*** Input material
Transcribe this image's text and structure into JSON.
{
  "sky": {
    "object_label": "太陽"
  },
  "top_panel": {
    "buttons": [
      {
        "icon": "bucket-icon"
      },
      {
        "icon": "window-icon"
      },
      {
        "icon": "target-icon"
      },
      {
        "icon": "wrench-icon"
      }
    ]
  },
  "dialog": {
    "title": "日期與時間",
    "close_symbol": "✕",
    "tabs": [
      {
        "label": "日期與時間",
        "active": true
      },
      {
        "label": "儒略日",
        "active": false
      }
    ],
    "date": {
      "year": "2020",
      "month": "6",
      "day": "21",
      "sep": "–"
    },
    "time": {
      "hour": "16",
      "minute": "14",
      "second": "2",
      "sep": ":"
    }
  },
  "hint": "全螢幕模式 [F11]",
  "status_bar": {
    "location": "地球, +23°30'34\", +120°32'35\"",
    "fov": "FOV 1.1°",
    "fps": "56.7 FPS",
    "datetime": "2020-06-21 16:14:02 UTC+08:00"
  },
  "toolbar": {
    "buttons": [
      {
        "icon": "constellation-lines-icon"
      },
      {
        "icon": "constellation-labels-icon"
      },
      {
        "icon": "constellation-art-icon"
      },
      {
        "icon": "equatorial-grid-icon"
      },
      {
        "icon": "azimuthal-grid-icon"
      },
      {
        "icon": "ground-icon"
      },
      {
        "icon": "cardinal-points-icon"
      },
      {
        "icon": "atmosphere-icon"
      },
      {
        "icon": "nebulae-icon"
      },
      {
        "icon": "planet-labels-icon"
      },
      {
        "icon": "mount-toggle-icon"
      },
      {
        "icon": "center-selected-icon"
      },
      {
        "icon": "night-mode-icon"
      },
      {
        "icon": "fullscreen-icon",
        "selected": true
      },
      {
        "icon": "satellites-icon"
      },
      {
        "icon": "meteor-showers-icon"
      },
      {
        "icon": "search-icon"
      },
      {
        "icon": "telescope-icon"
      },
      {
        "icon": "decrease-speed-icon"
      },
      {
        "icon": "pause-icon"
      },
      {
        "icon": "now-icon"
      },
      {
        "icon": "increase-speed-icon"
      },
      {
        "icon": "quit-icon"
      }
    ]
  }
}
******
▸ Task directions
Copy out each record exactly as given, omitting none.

▸ Task answer
Transcribe this image's text and structure into JSON.
{
  "sky": {
    "object_label": "太陽"
  },
  "top_panel": {
    "buttons": [
      {
        "icon": "bucket-icon"
      },
      {
        "icon": "window-icon"
      },
      {
        "icon": "target-icon"
      },
      {
        "icon": "wrench-icon"
      }
    ]
  },
  "dialog": {
    "title": "日期與時間",
    "close_symbol": "✕",
    "tabs": [
      {
        "label": "日期與時間",
        "active": true
      },
      {
        "label": "儒略日",
        "active": false
      }
    ],
    "date": {
      "year": "2020",
      "month": "6",
      "day": "21",
      "sep": "–"
    },
    "time": {
      "hour": "16",
      "minute": "14",
      "second": "2",
      "sep": ":"
    }
  },
  "hint": "全螢幕模式 [F11]",
  "status_bar": {
    "location": "地球, +23°30'34\", +120°32'35\"",
    "fov": "FOV 1.1°",
    "fps": "56.7 FPS",
    "datetime": "2020-06-21 16:14:02 UTC+08:00"
  },
  "toolbar": {
    "buttons": [
      {
        "icon": "constellation-lines-icon"
      },
      {
        "icon": "constellation-labels-icon"
      },
      {
        "icon": "constellation-art-icon"
      },
      {
        "icon": "equatorial-grid-icon"
      },
      {
        "icon": "azimuthal-grid-icon"
      },
      {
        "icon": "ground-icon"
      },
      {
        "icon": "cardinal-points-icon"
      },
      {
        "icon": "atmosphere-icon"
      },
      {
        "icon": "nebulae-icon"
      },
      {
        "icon": "planet-labels-icon"
      },
      {
        "icon": "mount-toggle-icon"
      },
      {
        "icon": "center-selected-icon"
      },
      {
        "icon": "night-mode-icon"
      },
      {
        "icon": "fullscreen-icon",
        "selected": true
      },
      {
        "icon": "satellites-icon"
      },
      {
        "icon": "meteor-showers-icon"
      },
      {
        "icon": "search-icon"
      },
      {
        "icon": "telescope-icon"
      },
      {
        "icon": "decrease-speed-icon"
      },
      {
        "icon": "pause-icon"
      },
      {
        "icon": "now-icon"
      },
      {
        "icon": "increase-speed-icon"
      },
      {
        "icon": "quit-icon"
      }
    ]
  }
}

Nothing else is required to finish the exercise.